I do on 135, 120 and 4x5. I like Provia, Astria and E100G. Not certain yet which emultion I prefer. Astia can be a bit too plain to my taste. I wish we could have Kodachrome back in 120 and sheet film. I love slides, both on the light table with a good loupe or projected (35mm and 6x6). The "being there" feeling is unbeatable.
Memories are made of this . . .
Everyone finding a comfortable position in the living-room. You can feel the excitement in the air.
Grandpa (me) extending the silver screen into position, and forgetting how it snaps into place, followed by Grandpa speaking in a foreign language.
The sound of a high speed fan.
The distinct smell of overheated wiring and burnt electrical windings circulating throughout the room.
The sound of gears and levers shuffling another slide behind the lens.
The silhouette of a small human on the screen, followed by . . . That's me! That's me! That's me!
Grandma laughing, and Grandpa saying . . . "How the hell did that slide get in there!"
The blinding light that comes after the last slide in this carousel has been shown.
The occasional loud "POP!" and everything goes dark, followed by Grandpa using words in a foreign language, again.
:-) I do love slides.
I have exposed about ten rolls of ELITE Chrome 100 this year. It only costs about $5 per roll to have them developed and mounted here locally. For family snap-shots and the memories that accompany them, it's worth every penny.
Great story Dann !
My aunt showed me pictures from her 1972 study abroad trip to Europe, and fortunately she shot the majority on Kodachrome. There's nothing like seeing people in your family when they were your current age, and wondering where you'll be when you're they're age.
All told, it is the greatest way to view pictures from a roll of film. It becomes a "show", and where else are you going to see your own pictures that big, and in such vibrant beautiful colors?
I rarely shoot color now but years ago I did use transparency film for some people pictures. It should be no different than using other film. It would have less exposure latitude than print film. As with other color films the color temperature of the light could have a noticeable effect. Dare I say here it probably would be easier than color negative film color-wise to scan if you were so inclined.

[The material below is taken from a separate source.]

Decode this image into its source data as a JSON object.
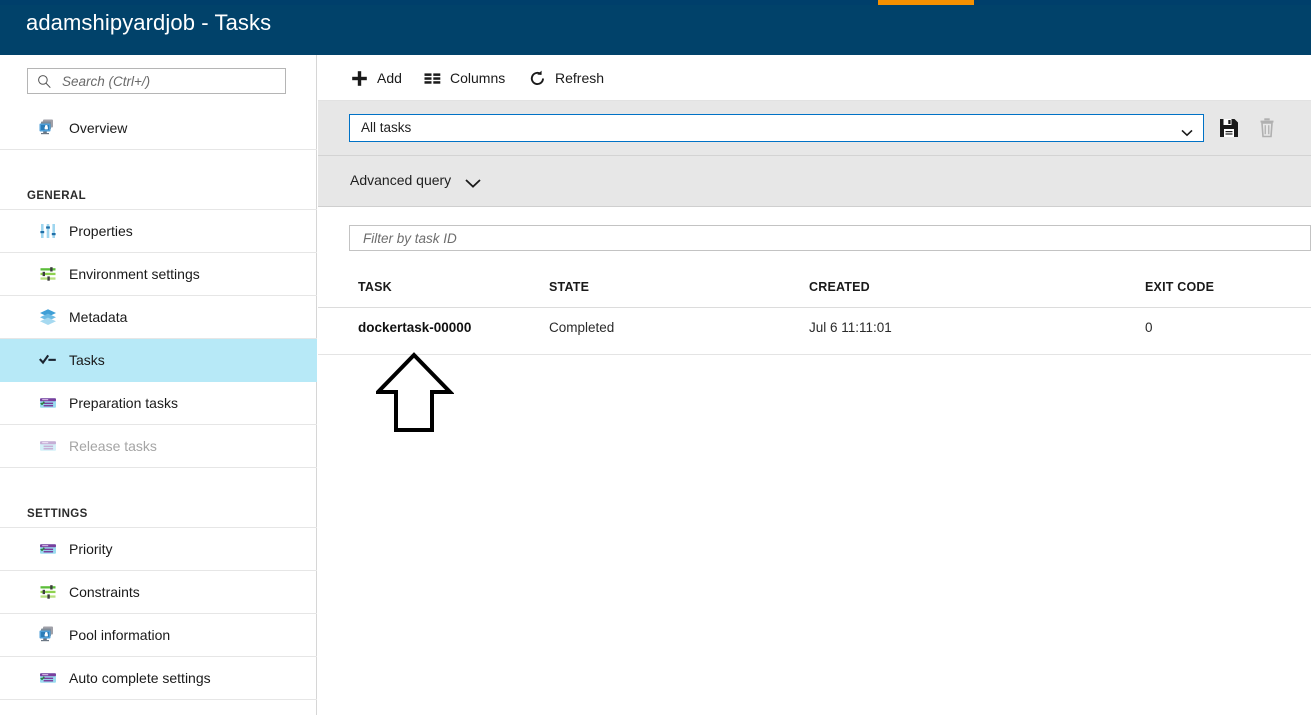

I cracked off a few pictures of my neighbors about 30 minutes ago on some E100VS. I just dropped it off to get developed and will see hopefully later today or tomorrow what happens.
Kodak E100G is my favorite film for people, reversal or negative. I like the results with Kodak Elite Chrome and Provia as well but just not as well as E100G. http://www.lamarlamb.com/People/Laur...47219617_te2mn
I shoot transparencies when I want to push and pull color film, for the most part.
For portraits, I don't really shoot transparencies, since when I shoot people on film, I generally intend to make type C prints. Usually if I do shoot portraits on transparency film, it is because the transparency is somehow part of the intended presentation (backlit). That usually means at least 6x7 format, but more likely sheet film. I've done portrait "sculptures" on more than one occasion, but it is not common. it is almost always negative film.
Fashion and other products, OTOH, are great with transparency film IMO, because it lets you view and select the images directly, with the characteristics of the film you chose clearly visible. Since I don't often intend to make type C prints from fashion or prouct pix, but will have them scanned in the end, this is a preferable "workflow" to me. Transparencies give you a pretty good idea of what the final product will look like without having to print or scan first. In the cases I do shoot film instead of digital for this subject matter, it is to obtain higher quality than small format digital can offer. That is not needed all that often.
Now, if I shot fashion and still lifes for my own "artistic" uses, I'd probably want the final product to be type C prints, so I'd shoot negative film. But I do not often shoot these things for my own purposes. Shooting them for other people, if it is film at all, it is usually transparencies.
So I just got back and looked over my film, the E100G is definaylu less contrasty, and has more realistic color. The E100VS looks very vibrant and the couple portraits I did with it look amazing on a light table! They had very even light since they were in open shade, and the high contrast just worked perfect for the flat lighting. I'll post them up on here when I get them scanned for sure! What really surprised me was despite them being in the shade, the color isn't very blue. LOVE IT.
The color may not look that blue, but I can pretty much guarantee you that would like them even more if they had been filtered (assuming neutrality is your goal). At the very least, I'd recommend one of the 81 series filters when shooting in light open shade. In deep shade, I would go for the full-on 85 filter, and also keep an 82 series filter in your bag to cool that off a bit if desired.
I'll echo those who like E100G. It's become my favorite color film for any time 100 is fast enough. Lovely stuff, including for portraits, lovely enough that it sorely tempts me to order up some Ilfochrome again, high price or not.